Taking Tourette Syndrome To School

Written by Tira Krueger
Illustrated by Tom Dineen
32 pages  •  Published 2002 (JayJo Books)
Book cover
Recommended Age Range: 1st grade through 4th grade.
Publisher's Summary: This beautifully illustrated and fun-to-read storybook tells the story of Megan, a kid living with Tourette Syndrome. When read aloud, other children can… begin to empathize with the peer. In addition, children with Tourette Syndrome or children who have conditions that set them apart as being different begin to feel accepted and safe. Book includes a Kid Quiz to reinforce new information and Ten Tips for Teachers to provide additional facts and ideas for teacher use.
Book cover

Dr. Annie's Takeaways

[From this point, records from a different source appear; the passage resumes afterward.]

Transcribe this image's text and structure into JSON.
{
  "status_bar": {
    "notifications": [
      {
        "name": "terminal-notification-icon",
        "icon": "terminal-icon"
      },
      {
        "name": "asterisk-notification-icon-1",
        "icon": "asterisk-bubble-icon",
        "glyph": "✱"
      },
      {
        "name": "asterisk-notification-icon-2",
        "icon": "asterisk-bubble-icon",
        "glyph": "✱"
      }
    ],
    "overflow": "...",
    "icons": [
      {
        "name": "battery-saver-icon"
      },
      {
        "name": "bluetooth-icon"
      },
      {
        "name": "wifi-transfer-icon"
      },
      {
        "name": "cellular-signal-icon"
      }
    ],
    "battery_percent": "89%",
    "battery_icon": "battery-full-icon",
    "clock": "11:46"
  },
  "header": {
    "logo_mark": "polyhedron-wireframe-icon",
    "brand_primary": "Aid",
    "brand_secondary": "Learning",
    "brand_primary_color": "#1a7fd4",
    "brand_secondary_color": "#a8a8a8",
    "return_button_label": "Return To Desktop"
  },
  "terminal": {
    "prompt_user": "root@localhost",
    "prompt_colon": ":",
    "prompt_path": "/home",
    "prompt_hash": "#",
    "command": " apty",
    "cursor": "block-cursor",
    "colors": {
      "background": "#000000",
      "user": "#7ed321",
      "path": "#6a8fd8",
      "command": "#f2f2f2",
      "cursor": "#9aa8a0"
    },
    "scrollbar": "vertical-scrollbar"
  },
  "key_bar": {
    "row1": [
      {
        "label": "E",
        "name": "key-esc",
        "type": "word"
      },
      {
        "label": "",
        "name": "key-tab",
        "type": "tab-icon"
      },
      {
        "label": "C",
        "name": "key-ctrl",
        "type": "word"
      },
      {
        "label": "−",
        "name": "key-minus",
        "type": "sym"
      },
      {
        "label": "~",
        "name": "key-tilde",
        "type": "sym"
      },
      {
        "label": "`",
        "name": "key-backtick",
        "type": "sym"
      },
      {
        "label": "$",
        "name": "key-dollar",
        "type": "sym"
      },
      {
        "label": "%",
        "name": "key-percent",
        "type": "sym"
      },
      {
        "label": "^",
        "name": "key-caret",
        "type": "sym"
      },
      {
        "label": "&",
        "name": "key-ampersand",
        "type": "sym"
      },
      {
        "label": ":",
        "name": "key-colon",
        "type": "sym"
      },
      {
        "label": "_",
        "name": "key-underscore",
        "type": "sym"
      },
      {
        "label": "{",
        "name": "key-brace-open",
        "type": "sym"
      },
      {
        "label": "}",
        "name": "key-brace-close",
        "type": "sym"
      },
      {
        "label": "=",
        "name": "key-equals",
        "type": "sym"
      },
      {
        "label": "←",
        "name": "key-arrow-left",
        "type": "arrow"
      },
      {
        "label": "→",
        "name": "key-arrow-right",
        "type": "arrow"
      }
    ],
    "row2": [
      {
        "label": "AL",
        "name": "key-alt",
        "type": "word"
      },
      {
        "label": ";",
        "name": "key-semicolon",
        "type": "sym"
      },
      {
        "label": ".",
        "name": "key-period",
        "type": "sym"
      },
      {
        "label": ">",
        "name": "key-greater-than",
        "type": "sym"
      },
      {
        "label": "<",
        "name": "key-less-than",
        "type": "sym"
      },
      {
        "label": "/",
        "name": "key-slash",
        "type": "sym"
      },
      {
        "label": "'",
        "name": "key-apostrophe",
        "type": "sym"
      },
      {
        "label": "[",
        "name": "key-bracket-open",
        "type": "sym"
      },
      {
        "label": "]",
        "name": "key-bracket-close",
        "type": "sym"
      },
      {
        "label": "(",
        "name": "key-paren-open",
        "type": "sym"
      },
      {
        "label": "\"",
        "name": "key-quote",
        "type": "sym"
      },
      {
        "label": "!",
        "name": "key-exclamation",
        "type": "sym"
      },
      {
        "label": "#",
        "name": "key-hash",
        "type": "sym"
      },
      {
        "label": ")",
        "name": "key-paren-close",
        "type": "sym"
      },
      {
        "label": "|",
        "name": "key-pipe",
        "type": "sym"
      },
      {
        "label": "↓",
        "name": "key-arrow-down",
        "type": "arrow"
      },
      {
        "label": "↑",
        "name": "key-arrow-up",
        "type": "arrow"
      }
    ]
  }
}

Recommended for: This book’s primary purpose is to teach a child’s peers (classmates, teammates, etc.) about Tourette Syndrome so that a child is less likely to be teased or excluded due to their tics. It could be better written, but it’s an acceptable introduction to tics and Tourette Syndrome. It teaches peers important information, including facts like Tourette Syndrome isn’t contagious, and a child isn’t ever ticing on purpose, and it reminds readers that kids with Tourette Syndrome like to play and learn just like everyone else.
Evidence-Based Practices: Psychoeducation, Medication
Tone: Upbeat, informative
Story Quality: This book is not the most well-written, and it has some odd transitions, but it’s more or less fine and serves a very useful purpose. It’s written in first person from the perspective of a kid with Tourette Syndrome.
Illustrations: Punchy digital cartoons in bold colors.
Representation: The narrator, Megan, is a White girl with Tourette Syndrome. The tics she experiences include sudden hand and knee movements, eye blinks, facial grimaces, coughs and “funny sounds.” The author has two children with Tourette Syndrome.
Psychological Practices: This book’s primary purpose is to explain tics and Tourette Syndrome to children who do not experience it so that they will be more likely to include and not tease a child with tics. It starts with a slightly odd definition of Tourette Syndrome: “Having Tourette Syndrome means that my nervous system, the part of my body that helps me move and feel, doesn’t always work the way it is supposed to.” This is basically accurate, but the language is a bit stigmatizing. Megan goes on to describe the experience of having a tic as being like an itch “you just had to scratch,” and she explains to children that they can’t catch Tourette Syndrome from her and that it’s “okay to be my friend and play with me.” She shares that she takes medicines to “help my nervous system relax” in order to reduce the frequency of her tics. She also shares that it helps her to get plenty of sleep and exercise and to be more relaxed. Megan reminds children that “when people tease me about my tics, I feel sad,” and she reminds readers that “I’m a lot like you in almost every other way!”
Concerns: If a child is not experiencing teasing from other kids about their tics, this book could introduce the possibility and make them more self-conscious about it. It is best for kids whose peers have noticed a child’s tics and have questions or are starting to tease or make comments. Additionally, Megan states that “having tics is something I can’t help,” which might not be fully accurate. Although it’s true that tics feel involuntary and they are certainly not an active choice, Habit Reversal Therapy is an evidence-based treatment which helps children increase their ability to manage their tics. If a child is starting this type of therapy, I would not want them to get the message that they are totally powerless when it comes to managing their tics.